Jensen started by bribing a guard at the ground floor to allow him in the building, and used a combination of sneaking skills, non-lethal takedowns, and a silenced sniper rifle to make his way through the underground facilities.
Once he made it into the above-ground portion of the arcology, things got a little bit trickier. Rather than commit to a guns-blazing frontal assault, Jensen took advantage of his arm strength augmentation to move a vending machine into a position that let him hop onto a second-story balcony, which let him into the protected labs. Had he bluffed his way past the security guard instead of sneaking in, he would have had an easier time getting to the server room. As it was, all the defenses were up, and it was back to sneaking around.

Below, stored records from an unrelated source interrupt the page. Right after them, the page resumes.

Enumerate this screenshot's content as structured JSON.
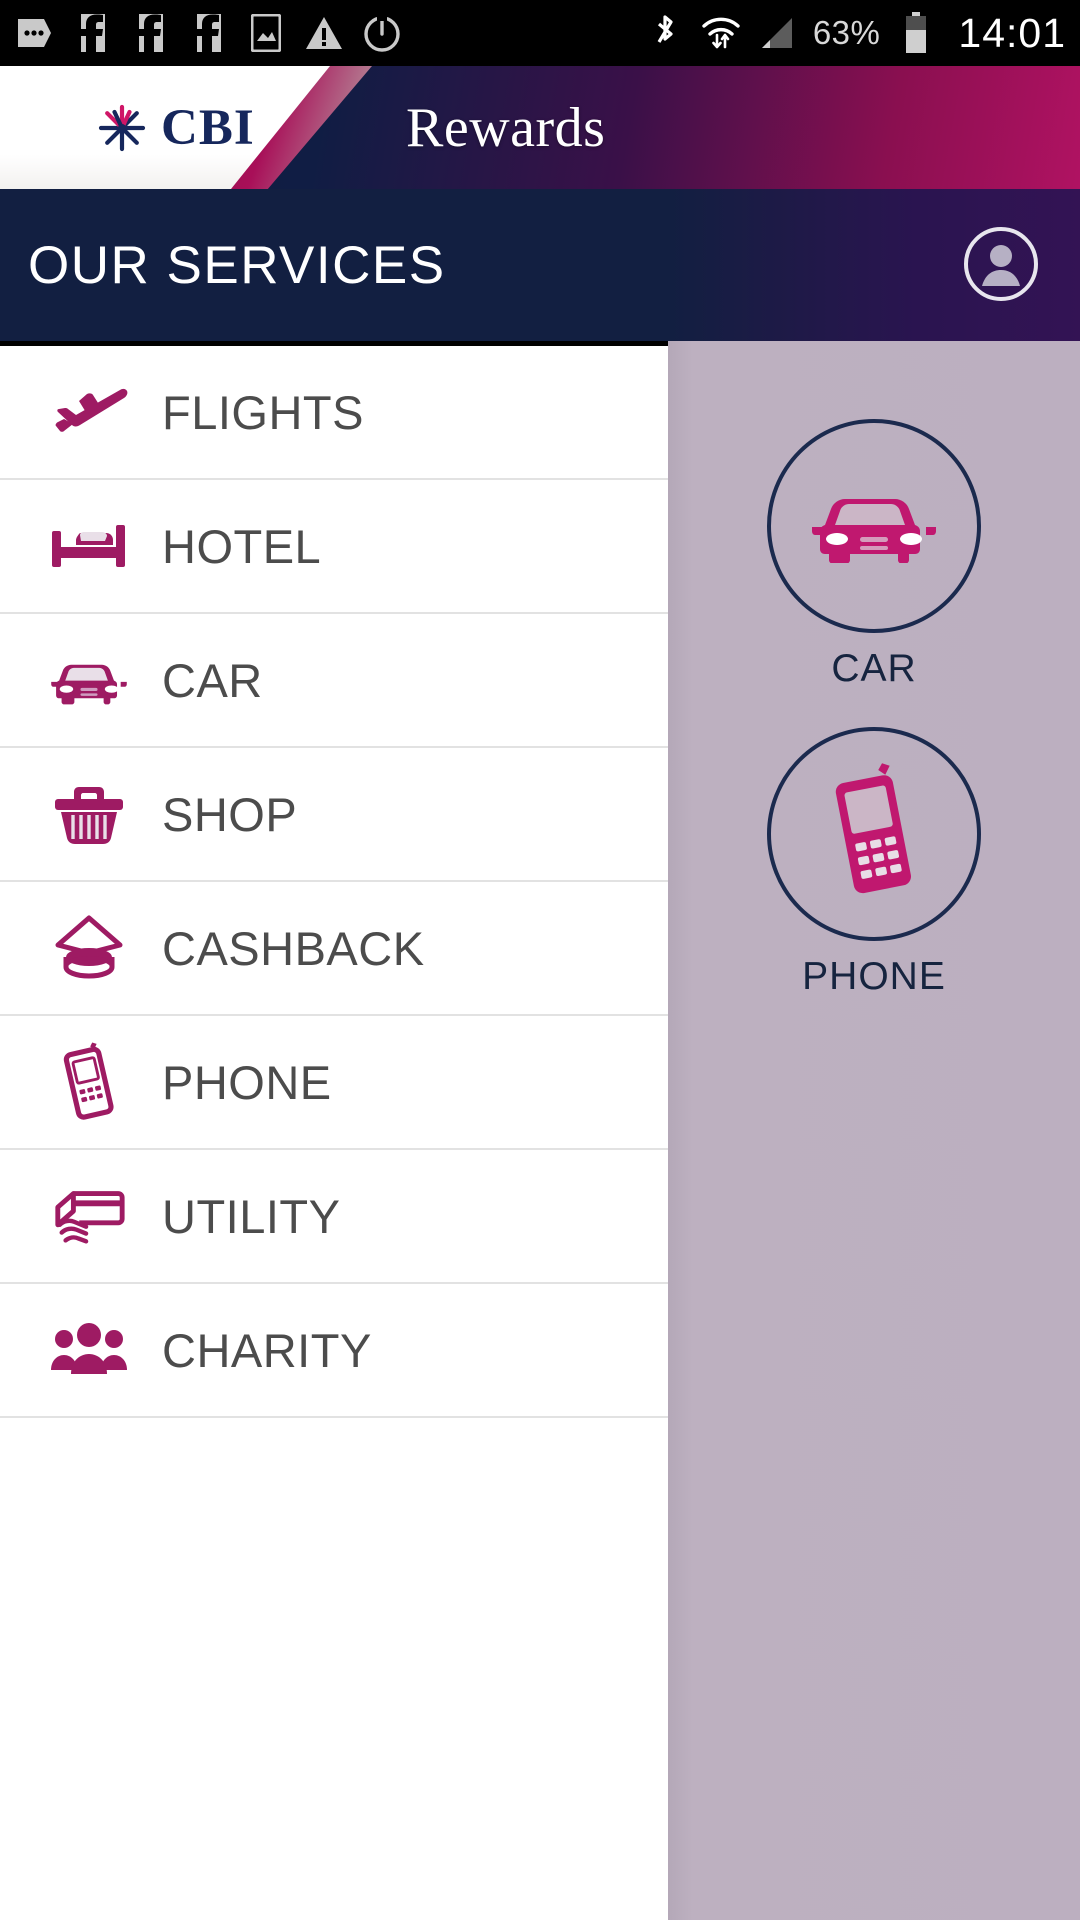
{
  "status_bar": {
    "icons": [
      "messages-icon",
      "facebook-icon",
      "facebook-icon",
      "facebook-icon",
      "screenshot-icon",
      "warning-icon",
      "alarm-icon"
    ],
    "right_icons": [
      "bluetooth-icon",
      "wifi-icon",
      "signal-icon"
    ],
    "battery_percent": "63%",
    "battery_icon": "battery-icon",
    "time": "14:01"
  },
  "header": {
    "logo_text": "CBI",
    "logo_icon": "cbi-starburst-logo",
    "title": "Rewards",
    "navy": "#121f41",
    "magenta": "#b01262"
  },
  "services": {
    "heading": "OUR SERVICES",
    "avatar_icon": "user-avatar-icon",
    "items": [
      {
        "label": "FLIGHTS",
        "icon": "airplane-icon"
      },
      {
        "label": "HOTEL",
        "icon": "bed-icon"
      },
      {
        "label": "CAR",
        "icon": "car-icon"
      },
      {
        "label": "SHOP",
        "icon": "shopping-basket-icon"
      },
      {
        "label": "CASHBACK",
        "icon": "coin-stack-icon"
      },
      {
        "label": "PHONE",
        "icon": "mobile-phone-icon"
      },
      {
        "label": "UTILITY",
        "icon": "hand-card-icon"
      },
      {
        "label": "CHARITY",
        "icon": "people-group-icon"
      }
    ]
  },
  "background_panel": {
    "accent": "#c0186f",
    "tiles": [
      {
        "label": "CAR",
        "icon": "car-icon"
      },
      {
        "label": "PHONE",
        "icon": "mobile-phone-icon"
      }
    ]
  }
}
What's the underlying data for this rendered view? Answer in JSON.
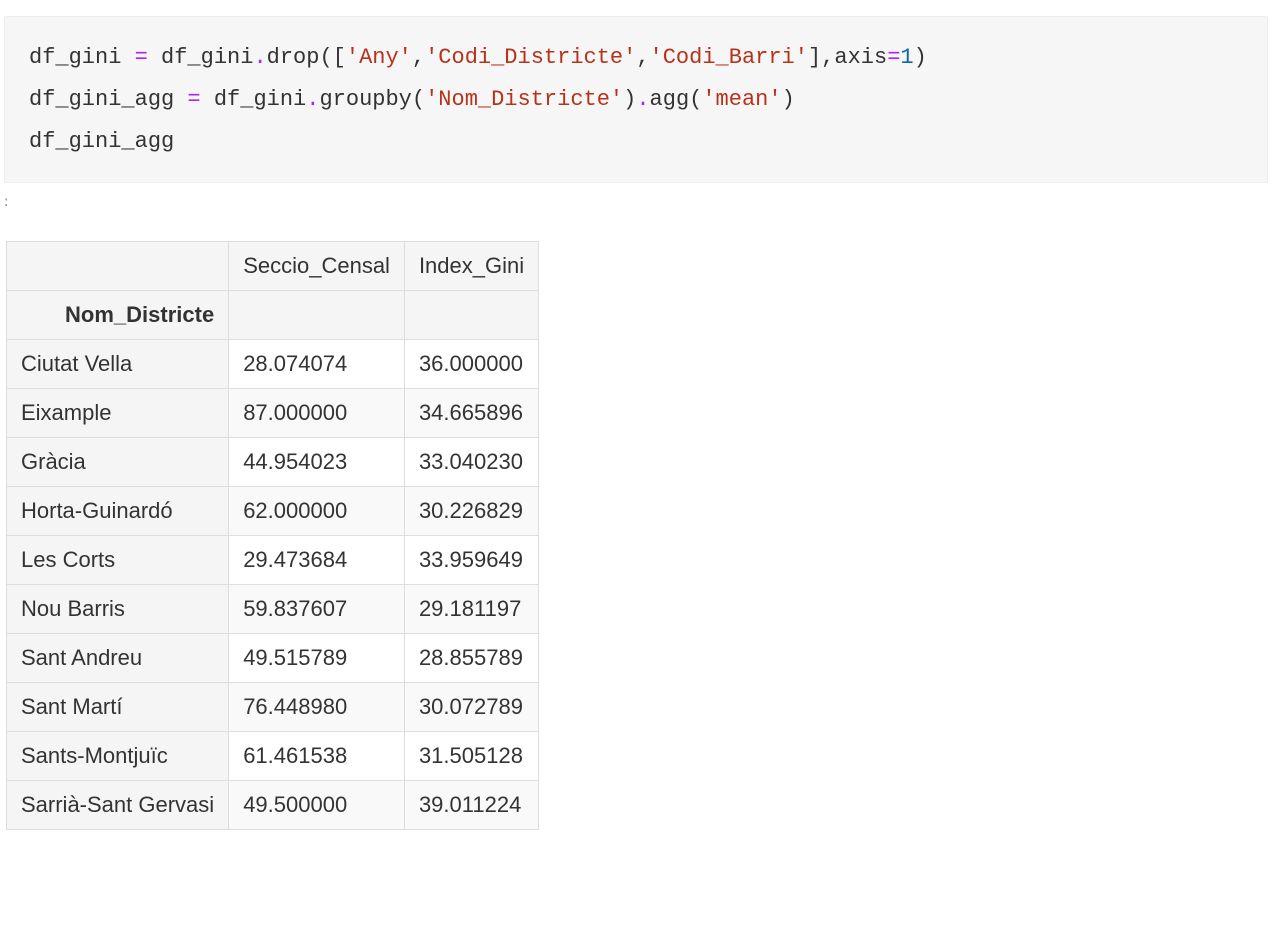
{
  "code": {
    "line1": {
      "lhs": "df_gini",
      "assign": " = ",
      "obj": "df_gini",
      "dot1": ".",
      "method": "drop",
      "open_b": "([",
      "s1": "'Any'",
      "c1": ",",
      "s2": "'Codi_Districte'",
      "c2": ",",
      "s3": "'Codi_Barri'",
      "close_b": "],",
      "kwarg": "axis",
      "eq": "=",
      "num": "1",
      "close_p": ")"
    },
    "line2": {
      "lhs": "df_gini_agg",
      "assign": " = ",
      "obj": "df_gini",
      "dot1": ".",
      "method1": "groupby",
      "open_p1": "(",
      "s1": "'Nom_Districte'",
      "close_p1": ")",
      "dot2": ".",
      "method2": "agg",
      "open_p2": "(",
      "s2": "'mean'",
      "close_p2": ")"
    },
    "line3": {
      "expr": "df_gini_agg"
    }
  },
  "out_marker": ":",
  "table": {
    "index_name": "Nom_Districte",
    "columns": [
      "Seccio_Censal",
      "Index_Gini"
    ],
    "rows": [
      {
        "idx": "Ciutat Vella",
        "c0": "28.074074",
        "c1": "36.000000"
      },
      {
        "idx": "Eixample",
        "c0": "87.000000",
        "c1": "34.665896"
      },
      {
        "idx": "Gràcia",
        "c0": "44.954023",
        "c1": "33.040230"
      },
      {
        "idx": "Horta-Guinardó",
        "c0": "62.000000",
        "c1": "30.226829"
      },
      {
        "idx": "Les Corts",
        "c0": "29.473684",
        "c1": "33.959649"
      },
      {
        "idx": "Nou Barris",
        "c0": "59.837607",
        "c1": "29.181197"
      },
      {
        "idx": "Sant Andreu",
        "c0": "49.515789",
        "c1": "28.855789"
      },
      {
        "idx": "Sant Martí",
        "c0": "76.448980",
        "c1": "30.072789"
      },
      {
        "idx": "Sants-Montjuïc",
        "c0": "61.461538",
        "c1": "31.505128"
      },
      {
        "idx": "Sarrià-Sant Gervasi",
        "c0": "49.500000",
        "c1": "39.011224"
      }
    ]
  }
}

After seeing how the level was supposed to be played (one potential route, anyway), I had a chance to play for myself. No sneaking around for me, though. I blasted my way through the front doors and picked off a few guards, but not before one of them tripped an alarm which sent a rather unpleasant security robot after me. Now that‘s the Deus Ex I remembered. Between my revolver, 10mm pistol, stun gun, sniper rifle, and EMP grenades, I had plenty of toys to play with.
With the alarm triggered, overwhelming aggression didn’t look like a very winning game plan, so I decided to play a little bit more stealthily. Thankfully, Deus Ex 3 makes this easy. While the game is mostly played in a first-person camera view, you can press a button to switch to a sneaking-friendly third-person view that makes it easier to slip by guards undetected. Get close enough, and you can take the guard out with a lethal or non-lethal move by pressing a button that launches Adam into a quick cinematic attack.
Having spent far too much time playing the original Deus Ex, I was skeptical about DX3’s ability to recreate the ridiculously fun open-ended design that made it so much fun–especially after the horrible flop that was Deus Ex 2: Invisible War.
Based on the E3 build, however, it looks like they’ve taken the rather disorderly level design of the first game and streamlined it a bit, making it easier to see the different in-game options available to you while leaving devoted players with plenty of reasons to play this game again and again.